PROBLEM REQUIREMENTS
For every line in the material, produce an exact copy.

RECORDS PROVIDED
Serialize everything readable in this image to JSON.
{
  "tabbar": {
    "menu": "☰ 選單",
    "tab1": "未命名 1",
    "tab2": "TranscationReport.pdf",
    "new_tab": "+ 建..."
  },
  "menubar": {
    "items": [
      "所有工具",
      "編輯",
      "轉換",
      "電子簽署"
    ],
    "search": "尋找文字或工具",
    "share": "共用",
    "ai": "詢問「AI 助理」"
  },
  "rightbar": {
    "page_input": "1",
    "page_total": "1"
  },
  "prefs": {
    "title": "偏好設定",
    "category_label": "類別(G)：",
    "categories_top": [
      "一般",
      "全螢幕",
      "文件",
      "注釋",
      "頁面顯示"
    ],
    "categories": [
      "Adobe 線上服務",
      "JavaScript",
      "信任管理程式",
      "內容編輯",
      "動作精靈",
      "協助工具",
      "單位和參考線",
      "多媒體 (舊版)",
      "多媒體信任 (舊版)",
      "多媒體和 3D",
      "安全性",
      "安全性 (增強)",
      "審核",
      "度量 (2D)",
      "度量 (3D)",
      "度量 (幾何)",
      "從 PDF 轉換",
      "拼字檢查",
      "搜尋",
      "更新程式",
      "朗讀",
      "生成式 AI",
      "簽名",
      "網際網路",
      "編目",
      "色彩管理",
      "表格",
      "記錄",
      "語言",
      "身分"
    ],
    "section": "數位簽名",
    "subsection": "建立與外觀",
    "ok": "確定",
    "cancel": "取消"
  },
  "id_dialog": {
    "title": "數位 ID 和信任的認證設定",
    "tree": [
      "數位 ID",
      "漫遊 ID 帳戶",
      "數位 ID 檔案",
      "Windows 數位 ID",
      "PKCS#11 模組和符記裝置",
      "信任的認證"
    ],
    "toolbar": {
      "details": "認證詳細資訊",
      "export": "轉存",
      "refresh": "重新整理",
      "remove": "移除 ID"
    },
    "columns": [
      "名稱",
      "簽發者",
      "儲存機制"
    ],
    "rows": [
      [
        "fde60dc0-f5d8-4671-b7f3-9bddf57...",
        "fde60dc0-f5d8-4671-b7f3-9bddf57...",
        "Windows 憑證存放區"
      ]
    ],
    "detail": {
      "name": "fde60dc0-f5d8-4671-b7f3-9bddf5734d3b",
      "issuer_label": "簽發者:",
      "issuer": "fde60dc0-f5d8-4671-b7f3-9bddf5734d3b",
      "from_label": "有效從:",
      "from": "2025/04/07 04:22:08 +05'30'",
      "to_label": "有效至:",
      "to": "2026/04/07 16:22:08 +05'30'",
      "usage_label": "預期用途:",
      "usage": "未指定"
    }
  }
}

EXERCISE ANSWER
Serialize everything readable in this image to JSON.
{
  "tabbar": {
    "menu": "☰ 選單",
    "tab1": "未命名 1",
    "tab2": "TranscationReport.pdf",
    "new_tab": "+ 建..."
  },
  "menubar": {
    "items": [
      "所有工具",
      "編輯",
      "轉換",
      "電子簽署"
    ],
    "search": "尋找文字或工具",
    "share": "共用",
    "ai": "詢問「AI 助理」"
  },
  "rightbar": {
    "page_input": "1",
    "page_total": "1"
  },
  "prefs": {
    "title": "偏好設定",
    "category_label": "類別(G)：",
    "categories_top": [
      "一般",
      "全螢幕",
      "文件",
      "注釋",
      "頁面顯示"
    ],
    "categories": [
      "Adobe 線上服務",
      "JavaScript",
      "信任管理程式",
      "內容編輯",
      "動作精靈",
      "協助工具",
      "單位和參考線",
      "多媒體 (舊版)",
      "多媒體信任 (舊版)",
      "多媒體和 3D",
      "安全性",
      "安全性 (增強)",
      "審核",
      "度量 (2D)",
      "度量 (3D)",
      "度量 (幾何)",
      "從 PDF 轉換",
      "拼字檢查",
      "搜尋",
      "更新程式",
      "朗讀",
      "生成式 AI",
      "簽名",
      "網際網路",
      "編目",
      "色彩管理",
      "表格",
      "記錄",
      "語言",
      "身分"
    ],
    "section": "數位簽名",
    "subsection": "建立與外觀",
    "ok": "確定",
    "cancel": "取消"
  },
  "id_dialog": {
    "title": "數位 ID 和信任的認證設定",
    "tree": [
      "數位 ID",
      "漫遊 ID 帳戶",
      "數位 ID 檔案",
      "Windows 數位 ID",
      "PKCS#11 模組和符記裝置",
      "信任的認證"
    ],
    "toolbar": {
      "details": "認證詳細資訊",
      "export": "轉存",
      "refresh": "重新整理",
      "remove": "移除 ID"
    },
    "columns": [
      "名稱",
      "簽發者",
      "儲存機制"
    ],
    "rows": [
      [
        "fde60dc0-f5d8-4671-b7f3-9bddf57...",
        "fde60dc0-f5d8-4671-b7f3-9bddf57...",
        "Windows 憑證存放區"
      ]
    ],
    "detail": {
      "name": "fde60dc0-f5d8-4671-b7f3-9bddf5734d3b",
      "issuer_label": "簽發者:",
      "issuer": "fde60dc0-f5d8-4671-b7f3-9bddf5734d3b",
      "from_label": "有效從:",
      "from": "2025/04/07 04:22:08 +05'30'",
      "to_label": "有效至:",
      "to": "2026/04/07 16:22:08 +05'30'",
      "usage_label": "預期用途:",
      "usage": "未指定"
    }
  }
}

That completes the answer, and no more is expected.